By Vrishti Beniwal and Shruti Srivastava
India will soon revive the sale of its money-losing flag carrier with new guidelines after a recent attempt ended in a debacle last month, as the proposed terms deterred potential investors.
Prime Minister Narendra Modi’s administration is ready to “re-examine” its privatization process, including a clause requiring a minority state stake in Air India Ltd., said Subhash Chandra Garg, a senior official in the Ministry of Finance. The government is considering various options and doesn’t intend to insist on keeping 24 percent of the company, he said.
“A certain kind of strategy was offered that didn’t find many takers and therefore something different will have to be done,” Economic Affairs Secretary Garg said in an interview in New Delhi on Monday. “There’s no fixed objective that government should have 24 percent. It can be re-examined.”
Modi’s most high-profile privatization plan ended in a whimper on May 31 as a deadline for prospective suitors passed by with none showing interest in the airline mired in almost $8 billion of debt. IndiGo, the nation’s biggest carrier, initially said it was keen but pulled out after the government made it clear it wasn’t selling Air India’s international operations separately.

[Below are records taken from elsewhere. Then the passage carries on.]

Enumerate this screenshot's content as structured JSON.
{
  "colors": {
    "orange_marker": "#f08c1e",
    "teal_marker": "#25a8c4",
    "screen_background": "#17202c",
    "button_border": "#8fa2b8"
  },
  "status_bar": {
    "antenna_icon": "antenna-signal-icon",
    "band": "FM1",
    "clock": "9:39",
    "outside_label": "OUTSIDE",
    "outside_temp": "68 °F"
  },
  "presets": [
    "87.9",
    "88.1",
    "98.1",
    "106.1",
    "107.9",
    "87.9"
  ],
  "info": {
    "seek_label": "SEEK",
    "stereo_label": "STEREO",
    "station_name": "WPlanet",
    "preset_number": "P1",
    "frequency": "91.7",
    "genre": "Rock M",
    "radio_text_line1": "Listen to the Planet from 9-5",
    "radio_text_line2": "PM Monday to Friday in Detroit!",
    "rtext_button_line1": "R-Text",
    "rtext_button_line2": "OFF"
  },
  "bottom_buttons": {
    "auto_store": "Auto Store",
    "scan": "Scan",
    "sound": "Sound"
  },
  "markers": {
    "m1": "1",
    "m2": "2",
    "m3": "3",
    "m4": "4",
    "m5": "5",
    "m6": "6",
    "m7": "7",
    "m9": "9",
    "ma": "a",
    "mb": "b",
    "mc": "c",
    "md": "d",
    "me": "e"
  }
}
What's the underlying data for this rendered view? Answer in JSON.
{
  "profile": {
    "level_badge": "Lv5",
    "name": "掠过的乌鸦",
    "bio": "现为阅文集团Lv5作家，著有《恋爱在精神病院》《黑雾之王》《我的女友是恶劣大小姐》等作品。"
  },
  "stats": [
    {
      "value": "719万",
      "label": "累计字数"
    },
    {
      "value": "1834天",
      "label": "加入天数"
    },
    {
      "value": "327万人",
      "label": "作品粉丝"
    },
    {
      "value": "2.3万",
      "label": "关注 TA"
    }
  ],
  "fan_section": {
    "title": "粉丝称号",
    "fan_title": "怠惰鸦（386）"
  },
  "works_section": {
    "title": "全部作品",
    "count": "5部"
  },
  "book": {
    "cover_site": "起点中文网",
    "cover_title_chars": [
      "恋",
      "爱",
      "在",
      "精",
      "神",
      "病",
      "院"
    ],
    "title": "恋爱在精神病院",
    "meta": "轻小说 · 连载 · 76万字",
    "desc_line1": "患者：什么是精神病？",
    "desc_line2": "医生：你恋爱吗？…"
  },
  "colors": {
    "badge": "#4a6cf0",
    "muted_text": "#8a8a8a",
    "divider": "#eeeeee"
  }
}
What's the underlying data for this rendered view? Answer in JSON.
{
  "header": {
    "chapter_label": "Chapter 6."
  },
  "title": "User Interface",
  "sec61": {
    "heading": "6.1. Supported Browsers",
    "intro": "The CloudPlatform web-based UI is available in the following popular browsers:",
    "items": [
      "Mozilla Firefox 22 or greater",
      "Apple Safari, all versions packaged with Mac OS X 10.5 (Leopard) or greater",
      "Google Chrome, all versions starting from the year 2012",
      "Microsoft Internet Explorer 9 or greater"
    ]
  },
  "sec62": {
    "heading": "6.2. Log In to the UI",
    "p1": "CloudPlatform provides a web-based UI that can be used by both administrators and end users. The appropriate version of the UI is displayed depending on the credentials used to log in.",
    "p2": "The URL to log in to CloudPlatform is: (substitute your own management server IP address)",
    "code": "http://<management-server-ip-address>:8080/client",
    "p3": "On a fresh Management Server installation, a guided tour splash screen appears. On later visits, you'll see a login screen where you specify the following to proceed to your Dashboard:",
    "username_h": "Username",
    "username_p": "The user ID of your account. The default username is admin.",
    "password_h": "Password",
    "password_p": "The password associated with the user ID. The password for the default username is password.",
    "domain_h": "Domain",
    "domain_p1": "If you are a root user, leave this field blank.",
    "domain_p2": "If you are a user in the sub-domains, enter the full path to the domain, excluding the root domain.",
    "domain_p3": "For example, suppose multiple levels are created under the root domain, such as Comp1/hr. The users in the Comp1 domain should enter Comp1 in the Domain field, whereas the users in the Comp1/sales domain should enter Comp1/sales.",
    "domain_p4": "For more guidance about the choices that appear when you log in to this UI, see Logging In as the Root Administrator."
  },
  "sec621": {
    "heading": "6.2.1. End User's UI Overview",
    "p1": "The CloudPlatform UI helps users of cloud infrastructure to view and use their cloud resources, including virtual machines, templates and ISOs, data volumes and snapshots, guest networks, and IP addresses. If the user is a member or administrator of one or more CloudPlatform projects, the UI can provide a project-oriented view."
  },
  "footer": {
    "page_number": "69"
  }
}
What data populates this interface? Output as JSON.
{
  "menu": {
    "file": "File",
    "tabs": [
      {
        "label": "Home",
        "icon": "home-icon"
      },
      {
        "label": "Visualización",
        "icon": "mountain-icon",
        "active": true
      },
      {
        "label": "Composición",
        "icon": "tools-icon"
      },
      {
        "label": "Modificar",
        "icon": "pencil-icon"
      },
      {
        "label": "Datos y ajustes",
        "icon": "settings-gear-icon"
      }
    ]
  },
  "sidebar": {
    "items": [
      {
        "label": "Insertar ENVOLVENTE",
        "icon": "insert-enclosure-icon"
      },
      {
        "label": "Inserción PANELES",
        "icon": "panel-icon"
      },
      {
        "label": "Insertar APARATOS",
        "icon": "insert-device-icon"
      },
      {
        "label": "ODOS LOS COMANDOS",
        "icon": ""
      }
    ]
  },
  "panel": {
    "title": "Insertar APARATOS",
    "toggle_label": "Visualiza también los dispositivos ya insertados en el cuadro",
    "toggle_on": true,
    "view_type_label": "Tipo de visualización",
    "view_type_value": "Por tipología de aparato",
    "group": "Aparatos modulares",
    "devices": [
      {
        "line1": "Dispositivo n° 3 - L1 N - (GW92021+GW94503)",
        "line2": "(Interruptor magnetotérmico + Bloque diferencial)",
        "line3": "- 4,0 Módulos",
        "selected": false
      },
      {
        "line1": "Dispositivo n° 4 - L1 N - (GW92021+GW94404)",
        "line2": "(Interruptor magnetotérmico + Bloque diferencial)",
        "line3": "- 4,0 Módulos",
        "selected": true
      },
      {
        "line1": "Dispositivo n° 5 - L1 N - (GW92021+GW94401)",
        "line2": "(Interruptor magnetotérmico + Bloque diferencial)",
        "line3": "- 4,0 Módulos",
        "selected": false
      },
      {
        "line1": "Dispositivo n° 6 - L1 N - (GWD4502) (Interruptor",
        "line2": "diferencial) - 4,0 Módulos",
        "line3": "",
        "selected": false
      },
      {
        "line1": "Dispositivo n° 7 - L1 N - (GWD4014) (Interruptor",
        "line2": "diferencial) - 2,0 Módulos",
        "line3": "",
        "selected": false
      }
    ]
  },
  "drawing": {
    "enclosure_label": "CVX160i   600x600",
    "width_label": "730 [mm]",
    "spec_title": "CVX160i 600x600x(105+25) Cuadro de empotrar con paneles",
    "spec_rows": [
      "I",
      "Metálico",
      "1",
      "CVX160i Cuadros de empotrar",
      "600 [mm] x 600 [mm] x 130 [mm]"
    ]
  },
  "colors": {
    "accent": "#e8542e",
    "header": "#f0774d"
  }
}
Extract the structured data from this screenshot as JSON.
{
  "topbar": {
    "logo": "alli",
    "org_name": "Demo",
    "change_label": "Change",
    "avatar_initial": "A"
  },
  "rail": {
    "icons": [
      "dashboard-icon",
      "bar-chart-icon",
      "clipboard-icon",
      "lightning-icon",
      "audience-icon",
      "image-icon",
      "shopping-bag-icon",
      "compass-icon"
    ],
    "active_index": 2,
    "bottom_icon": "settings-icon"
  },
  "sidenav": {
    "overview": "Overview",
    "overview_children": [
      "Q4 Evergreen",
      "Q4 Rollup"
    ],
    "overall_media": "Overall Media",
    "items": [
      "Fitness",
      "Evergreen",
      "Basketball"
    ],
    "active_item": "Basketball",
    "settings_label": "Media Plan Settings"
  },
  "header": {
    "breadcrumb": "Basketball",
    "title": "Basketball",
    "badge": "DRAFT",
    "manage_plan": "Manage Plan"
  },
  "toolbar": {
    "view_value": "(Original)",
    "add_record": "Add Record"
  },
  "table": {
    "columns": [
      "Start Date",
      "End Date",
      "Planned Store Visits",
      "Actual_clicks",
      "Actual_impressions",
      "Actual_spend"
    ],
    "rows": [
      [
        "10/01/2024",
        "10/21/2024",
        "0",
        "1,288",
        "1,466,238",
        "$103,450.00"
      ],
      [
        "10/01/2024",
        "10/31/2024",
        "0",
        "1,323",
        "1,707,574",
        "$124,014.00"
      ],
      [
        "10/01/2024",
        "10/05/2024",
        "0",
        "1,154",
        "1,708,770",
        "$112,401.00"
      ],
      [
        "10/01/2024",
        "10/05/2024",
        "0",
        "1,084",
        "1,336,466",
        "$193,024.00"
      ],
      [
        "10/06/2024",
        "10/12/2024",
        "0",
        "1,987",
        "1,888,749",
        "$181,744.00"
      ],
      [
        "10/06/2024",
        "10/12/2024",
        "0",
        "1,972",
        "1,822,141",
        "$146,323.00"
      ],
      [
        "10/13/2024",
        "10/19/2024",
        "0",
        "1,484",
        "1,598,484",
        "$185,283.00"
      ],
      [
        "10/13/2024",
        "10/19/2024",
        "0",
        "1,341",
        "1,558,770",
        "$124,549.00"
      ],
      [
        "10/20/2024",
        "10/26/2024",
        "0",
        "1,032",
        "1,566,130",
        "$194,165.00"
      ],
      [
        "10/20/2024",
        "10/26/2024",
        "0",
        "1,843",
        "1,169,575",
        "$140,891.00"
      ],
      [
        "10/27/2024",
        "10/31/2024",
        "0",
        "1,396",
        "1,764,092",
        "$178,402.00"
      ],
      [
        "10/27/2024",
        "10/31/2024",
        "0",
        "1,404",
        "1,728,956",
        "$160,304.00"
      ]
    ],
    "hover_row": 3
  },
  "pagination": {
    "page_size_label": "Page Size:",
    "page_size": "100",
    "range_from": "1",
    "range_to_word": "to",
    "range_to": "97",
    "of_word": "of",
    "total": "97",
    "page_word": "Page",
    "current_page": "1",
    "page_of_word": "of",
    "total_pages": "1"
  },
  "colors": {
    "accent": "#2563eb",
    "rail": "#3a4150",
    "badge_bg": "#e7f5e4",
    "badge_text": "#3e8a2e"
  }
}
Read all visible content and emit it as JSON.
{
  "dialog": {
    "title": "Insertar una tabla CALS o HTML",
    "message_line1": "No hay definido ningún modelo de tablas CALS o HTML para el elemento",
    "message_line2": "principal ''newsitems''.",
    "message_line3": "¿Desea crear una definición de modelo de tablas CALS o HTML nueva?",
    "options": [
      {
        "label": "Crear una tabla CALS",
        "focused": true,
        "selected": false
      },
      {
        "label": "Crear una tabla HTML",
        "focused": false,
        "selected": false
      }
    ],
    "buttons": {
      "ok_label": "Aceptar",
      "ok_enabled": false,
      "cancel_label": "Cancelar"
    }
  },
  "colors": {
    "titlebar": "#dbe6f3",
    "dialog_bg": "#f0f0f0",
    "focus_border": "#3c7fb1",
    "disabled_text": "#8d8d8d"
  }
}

While policy makers viewed the condition for a government stake as a “confidence building measure,” it was cited as one of the reasons for the lack of bids, Garg said.
The state retaining a stake in the airline — already expected to lose as much as $2 billion over the next two financial years — left open the “prospect of political interference on strategic and day-to-day matters,” the Sydney-based CAPA Centre for Aviation said this month.
Air India, which was offered along with $5 billion of its debt, is surviving on taxpayer bailouts after losing money for years. Previous attempts by the Indian government to dispose of the carrier were derailed by political opposition.
Vrishti Beniwal and Shruti Srivastava are authors at Bloomberg Quint.